Breast Cancer Treatment
Breast cancer poses both a local regional risk (i.e., to the breast and regional lymph nodes) and a systemic risk. Thesurgical treatment is lumpectomy (breast conservation ther-apy) or mastectomy. Both procedures are aimed at achiev-ing local control. Mastectomy is removal of all breast tissue and the nipple areolar complex with preservation of the pectoralis muscles. A modified radical mastectomy also includes removal of the axillary lymph nodes. Radiation therapy is used in conjunction with mastectomy for later stages of breast cancer, and to accompany lumpectomy and partial mastectomy for early stages of breast cancer. Radiation is an essential component of lumpectomy. This combination yields outcomes that are equal to those of radical mastectomy.
Breast reconstruction should be an option for all women who desire it. Reconstruction can be achieved by several methods,including the insertion of a saline implant under the pectoral muscle or by using a rectus muscle to replace the lost tissue. To prepare for a saline implant, a tissue expander is placed beneath the muscle. Saline is injected into the expander over a period of weeks to months until the space is large enough to accommodate the implant. Breast reconstruction can take place immediately after surgery, or it can be delayed for sev-eral months. Radiation therapy can be given if breast recon-struction has taken place.
Adjuvant (systemic) therapy is used in the treatmentof all stages of breast cancer, regardless of lymph node sta-tus. Adjuvant therapy includes chemotherapeutic drugs that killcancer cells and hormonal therapies such as tamoxifen that act as estrogen antagonists.
Tamoxifen is used to treat women withestrogen receptor-positive breast cancer. It can be used in conjunction with chemotherapy. It is also given as a 5-year course of preventive treatment following surgery. Aromatase inhibitors (AIs) prevent the production ofestrogen in postmenopausal women.
AIs are used to extend survival in women with metastatic cancer, as primary adjuvant therapy, and in conjunction with tamoxifen to prevent cancer recurrence.
Another drug used to treat breast cancer is trastuzumab. It acts on membrane-bound protein produced by Her2/neu. If a patient’s cancer is found to overexpress the Her2/neu protein, trastuzumab can be given as adjuvant therapy. Trastuzumabis associated with significant side effects, including heart failure, respiratory problems, and life-threatening allergic reactions.

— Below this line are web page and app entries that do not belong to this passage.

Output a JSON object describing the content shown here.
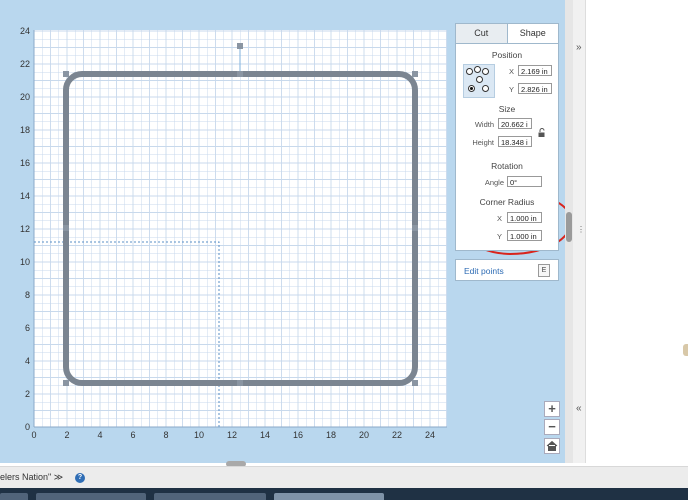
{
  "tabs": {
    "cut": "Cut",
    "shape": "Shape"
  },
  "position": {
    "title": "Position",
    "x_label": "X",
    "x_value": "2.169 in",
    "y_label": "Y",
    "y_value": "2.826 in"
  },
  "size": {
    "title": "Size",
    "width_label": "Width",
    "width_value": "20.662 i",
    "height_label": "Height",
    "height_value": "18.348 i"
  },
  "rotation": {
    "title": "Rotation",
    "angle_label": "Angle",
    "angle_value": "0°"
  },
  "corner_radius": {
    "title": "Corner Radius",
    "x_label": "X",
    "x_value": "1.000 in",
    "y_label": "Y",
    "y_value": "1.000 in"
  },
  "edit_points": {
    "label": "Edit points",
    "shortcut": "E"
  },
  "zoom": {
    "in": "+",
    "out": "−"
  },
  "side_toggle": {
    "collapse": "»",
    "expand": "«",
    "more": "⋮"
  },
  "status": {
    "text": "elers Nation\" ≫",
    "help": "?"
  },
  "canvas": {
    "x_ticks": [
      "0",
      "2",
      "4",
      "6",
      "8",
      "10",
      "12",
      "14",
      "16",
      "18",
      "20",
      "22",
      "24"
    ],
    "y_ticks": [
      "0",
      "2",
      "4",
      "6",
      "8",
      "10",
      "12",
      "14",
      "16",
      "18",
      "20",
      "22",
      "24"
    ],
    "grid_color": "#c8d9ec",
    "shape_color": "#7b8591",
    "annotation_color": "#d9241c"
  },
  "colors": {
    "workspace": "#b9d7ee",
    "link": "#2f6db5"
  }
}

Obstetrician-gynecologists are in the unique position of providing care for women who have been treated for breast cancer. For some women, the continuation of care years, follow-up appointments occur every 3 to 6 months and then annually after that. Annual mammography and physical exams should continue indefinitely. Most breast cancer recurrence will occur within 5 years of primary therapy.